#### EXERCISE REQUIREMENTS:
Your task is to retype the listing word for word.

#### INPUT DATA:
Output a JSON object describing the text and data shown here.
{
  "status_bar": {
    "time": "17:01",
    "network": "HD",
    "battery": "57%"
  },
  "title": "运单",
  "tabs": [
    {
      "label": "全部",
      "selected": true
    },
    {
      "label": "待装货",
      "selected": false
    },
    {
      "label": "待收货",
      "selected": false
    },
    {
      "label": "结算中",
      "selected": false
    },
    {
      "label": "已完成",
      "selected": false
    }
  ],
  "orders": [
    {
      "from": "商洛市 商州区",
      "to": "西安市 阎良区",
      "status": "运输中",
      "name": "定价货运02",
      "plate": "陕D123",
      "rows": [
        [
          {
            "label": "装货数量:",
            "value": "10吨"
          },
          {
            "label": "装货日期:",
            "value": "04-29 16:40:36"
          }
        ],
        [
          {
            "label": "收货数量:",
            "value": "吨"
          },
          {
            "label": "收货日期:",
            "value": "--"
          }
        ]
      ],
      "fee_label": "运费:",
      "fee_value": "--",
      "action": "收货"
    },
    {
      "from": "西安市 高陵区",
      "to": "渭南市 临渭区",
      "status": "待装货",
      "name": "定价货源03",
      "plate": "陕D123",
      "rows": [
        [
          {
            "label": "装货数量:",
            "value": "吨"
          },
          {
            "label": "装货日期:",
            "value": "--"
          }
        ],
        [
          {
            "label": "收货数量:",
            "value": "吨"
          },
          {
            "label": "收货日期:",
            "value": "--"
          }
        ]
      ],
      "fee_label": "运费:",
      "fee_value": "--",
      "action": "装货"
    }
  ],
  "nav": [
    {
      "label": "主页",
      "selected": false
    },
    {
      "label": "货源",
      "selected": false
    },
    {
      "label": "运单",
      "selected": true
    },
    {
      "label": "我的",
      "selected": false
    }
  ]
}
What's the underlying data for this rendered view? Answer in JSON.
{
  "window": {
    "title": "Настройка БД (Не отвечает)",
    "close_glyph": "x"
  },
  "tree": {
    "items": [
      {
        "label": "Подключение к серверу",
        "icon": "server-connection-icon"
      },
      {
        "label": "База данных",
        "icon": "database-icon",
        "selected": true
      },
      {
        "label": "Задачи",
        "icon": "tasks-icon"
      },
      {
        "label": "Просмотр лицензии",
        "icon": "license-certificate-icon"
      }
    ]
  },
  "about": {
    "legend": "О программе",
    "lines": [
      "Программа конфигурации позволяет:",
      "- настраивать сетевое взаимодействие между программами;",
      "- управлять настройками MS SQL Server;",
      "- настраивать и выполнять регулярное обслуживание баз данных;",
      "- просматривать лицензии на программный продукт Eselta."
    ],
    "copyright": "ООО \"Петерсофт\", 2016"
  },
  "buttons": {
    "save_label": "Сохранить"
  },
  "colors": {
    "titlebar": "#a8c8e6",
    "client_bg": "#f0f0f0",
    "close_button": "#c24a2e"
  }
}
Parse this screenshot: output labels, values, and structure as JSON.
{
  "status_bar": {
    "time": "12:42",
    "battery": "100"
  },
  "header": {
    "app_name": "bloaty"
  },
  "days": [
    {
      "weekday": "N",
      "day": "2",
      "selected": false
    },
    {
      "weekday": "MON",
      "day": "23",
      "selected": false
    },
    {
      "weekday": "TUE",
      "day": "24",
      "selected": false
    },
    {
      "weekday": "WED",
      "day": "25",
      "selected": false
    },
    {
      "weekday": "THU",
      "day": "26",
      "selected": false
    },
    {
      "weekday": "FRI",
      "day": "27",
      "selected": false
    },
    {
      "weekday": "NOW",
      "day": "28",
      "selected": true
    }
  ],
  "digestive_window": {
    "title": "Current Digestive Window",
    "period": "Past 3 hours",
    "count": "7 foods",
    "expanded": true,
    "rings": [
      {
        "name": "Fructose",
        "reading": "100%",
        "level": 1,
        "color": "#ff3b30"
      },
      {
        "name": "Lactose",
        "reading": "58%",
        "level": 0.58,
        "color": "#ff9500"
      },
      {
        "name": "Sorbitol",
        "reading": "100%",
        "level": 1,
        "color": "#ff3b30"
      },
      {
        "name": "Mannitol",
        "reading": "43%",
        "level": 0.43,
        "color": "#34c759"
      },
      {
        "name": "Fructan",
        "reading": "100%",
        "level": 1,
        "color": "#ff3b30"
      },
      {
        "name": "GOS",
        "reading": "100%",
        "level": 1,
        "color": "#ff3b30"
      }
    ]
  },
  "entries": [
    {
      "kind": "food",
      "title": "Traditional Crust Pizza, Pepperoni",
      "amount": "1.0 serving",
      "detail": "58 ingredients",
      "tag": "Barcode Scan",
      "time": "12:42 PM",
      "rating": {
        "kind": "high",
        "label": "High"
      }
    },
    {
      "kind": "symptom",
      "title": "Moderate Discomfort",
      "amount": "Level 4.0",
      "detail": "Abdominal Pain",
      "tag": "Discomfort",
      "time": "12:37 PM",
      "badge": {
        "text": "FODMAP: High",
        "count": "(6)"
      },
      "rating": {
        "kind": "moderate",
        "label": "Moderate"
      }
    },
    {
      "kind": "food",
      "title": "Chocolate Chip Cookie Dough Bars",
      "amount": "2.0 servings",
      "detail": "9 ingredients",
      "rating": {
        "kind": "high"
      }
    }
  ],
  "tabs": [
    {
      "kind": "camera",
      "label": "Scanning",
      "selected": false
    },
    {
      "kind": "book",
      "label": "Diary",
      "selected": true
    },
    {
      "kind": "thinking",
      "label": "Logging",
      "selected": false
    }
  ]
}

#### SOLVED EXERCISE:
Output a JSON object describing the text and data shown here.
{
  "status_bar": {
    "time": "17:01",
    "network": "HD",
    "battery": "57%"
  },
  "title": "运单",
  "tabs": [
    {
      "label": "全部",
      "selected": true
    },
    {
      "label": "待装货",
      "selected": false
    },
    {
      "label": "待收货",
      "selected": false
    },
    {
      "label": "结算中",
      "selected": false
    },
    {
      "label": "已完成",
      "selected": false
    }
  ],
  "orders": [
    {
      "from": "商洛市 商州区",
      "to": "西安市 阎良区",
      "status": "运输中",
      "name": "定价货运02",
      "plate": "陕D123",
      "rows": [
        [
          {
            "label": "装货数量:",
            "value": "10吨"
          },
          {
            "label": "装货日期:",
            "value": "04-29 16:40:36"
          }
        ],
        [
          {
            "label": "收货数量:",
            "value": "吨"
          },
          {
            "label": "收货日期:",
            "value": "--"
          }
        ]
      ],
      "fee_label": "运费:",
      "fee_value": "--",
      "action": "收货"
    },
    {
      "from": "西安市 高陵区",
      "to": "渭南市 临渭区",
      "status": "待装货",
      "name": "定价货源03",
      "plate": "陕D123",
      "rows": [
        [
          {
            "label": "装货数量:",
            "value": "吨"
          },
          {
            "label": "装货日期:",
            "value": "--"
          }
        ],
        [
          {
            "label": "收货数量:",
            "value": "吨"
          },
          {
            "label": "收货日期:",
            "value": "--"
          }
        ]
      ],
      "fee_label": "运费:",
      "fee_value": "--",
      "action": "装货"
    }
  ],
  "nav": [
    {
      "label": "主页",
      "selected": false
    },
    {
      "label": "货源",
      "selected": false
    },
    {
      "label": "运单",
      "selected": true
    },
    {
      "label": "我的",
      "selected": false
    }
  ]
}
What's the underlying data for this rendered view? Answer in JSON.
{
  "window": {
    "title": "Настройка БД (Не отвечает)",
    "close_glyph": "x"
  },
  "tree": {
    "items": [
      {
        "label": "Подключение к серверу",
        "icon": "server-connection-icon"
      },
      {
        "label": "База данных",
        "icon": "database-icon",
        "selected": true
      },
      {
        "label": "Задачи",
        "icon": "tasks-icon"
      },
      {
        "label": "Просмотр лицензии",
        "icon": "license-certificate-icon"
      }
    ]
  },
  "about": {
    "legend": "О программе",
    "lines": [
      "Программа конфигурации позволяет:",
      "- настраивать сетевое взаимодействие между программами;",
      "- управлять настройками MS SQL Server;",
      "- настраивать и выполнять регулярное обслуживание баз данных;",
      "- просматривать лицензии на программный продукт Eselta."
    ],
    "copyright": "ООО \"Петерсофт\", 2016"
  },
  "buttons": {
    "save_label": "Сохранить"
  },
  "colors": {
    "titlebar": "#a8c8e6",
    "client_bg": "#f0f0f0",
    "close_button": "#c24a2e"
  }
}
Parse this screenshot: output labels, values, and structure as JSON.
{
  "status_bar": {
    "time": "12:42",
    "battery": "100"
  },
  "header": {
    "app_name": "bloaty"
  },
  "days": [
    {
      "weekday": "N",
      "day": "2",
      "selected": false
    },
    {
      "weekday": "MON",
      "day": "23",
      "selected": false
    },
    {
      "weekday": "TUE",
      "day": "24",
      "selected": false
    },
    {
      "weekday": "WED",
      "day": "25",
      "selected": false
    },
    {
      "weekday": "THU",
      "day": "26",
      "selected": false
    },
    {
      "weekday": "FRI",
      "day": "27",
      "selected": false
    },
    {
      "weekday": "NOW",
      "day": "28",
      "selected": true
    }
  ],
  "digestive_window": {
    "title": "Current Digestive Window",
    "period": "Past 3 hours",
    "count": "7 foods",
    "expanded": true,
    "rings": [
      {
        "name": "Fructose",
        "reading": "100%",
        "level": 1,
        "color": "#ff3b30"
      },
      {
        "name": "Lactose",
        "reading": "58%",
        "level": 0.58,
        "color": "#ff9500"
      },
      {
        "name": "Sorbitol",
        "reading": "100%",
        "level": 1,
        "color": "#ff3b30"
      },
      {
        "name": "Mannitol",
        "reading": "43%",
        "level": 0.43,
        "color": "#34c759"
      },
      {
        "name": "Fructan",
        "reading": "100%",
        "level": 1,
        "color": "#ff3b30"
      },
      {
        "name": "GOS",
        "reading": "100%",
        "level": 1,
        "color": "#ff3b30"
      }
    ]
  },
  "entries": [
    {
      "kind": "food",
      "title": "Traditional Crust Pizza, Pepperoni",
      "amount": "1.0 serving",
      "detail": "58 ingredients",
      "tag": "Barcode Scan",
      "time": "12:42 PM",
      "rating": {
        "kind": "high",
        "label": "High"
      }
    },
    {
      "kind": "symptom",
      "title": "Moderate Discomfort",
      "amount": "Level 4.0",
      "detail": "Abdominal Pain",
      "tag": "Discomfort",
      "time": "12:37 PM",
      "badge": {
        "text": "FODMAP: High",
        "count": "(6)"
      },
      "rating": {
        "kind": "moderate",
        "label": "Moderate"
      }
    },
    {
      "kind": "food",
      "title": "Chocolate Chip Cookie Dough Bars",
      "amount": "2.0 servings",
      "detail": "9 ingredients",
      "rating": {
        "kind": "high"
      }
    }
  ],
  "tabs": [
    {
      "kind": "camera",
      "label": "Scanning",
      "selected": false
    },
    {
      "kind": "book",
      "label": "Diary",
      "selected": true
    },
    {
      "kind": "thinking",
      "label": "Logging",
      "selected": false
    }
  ]
}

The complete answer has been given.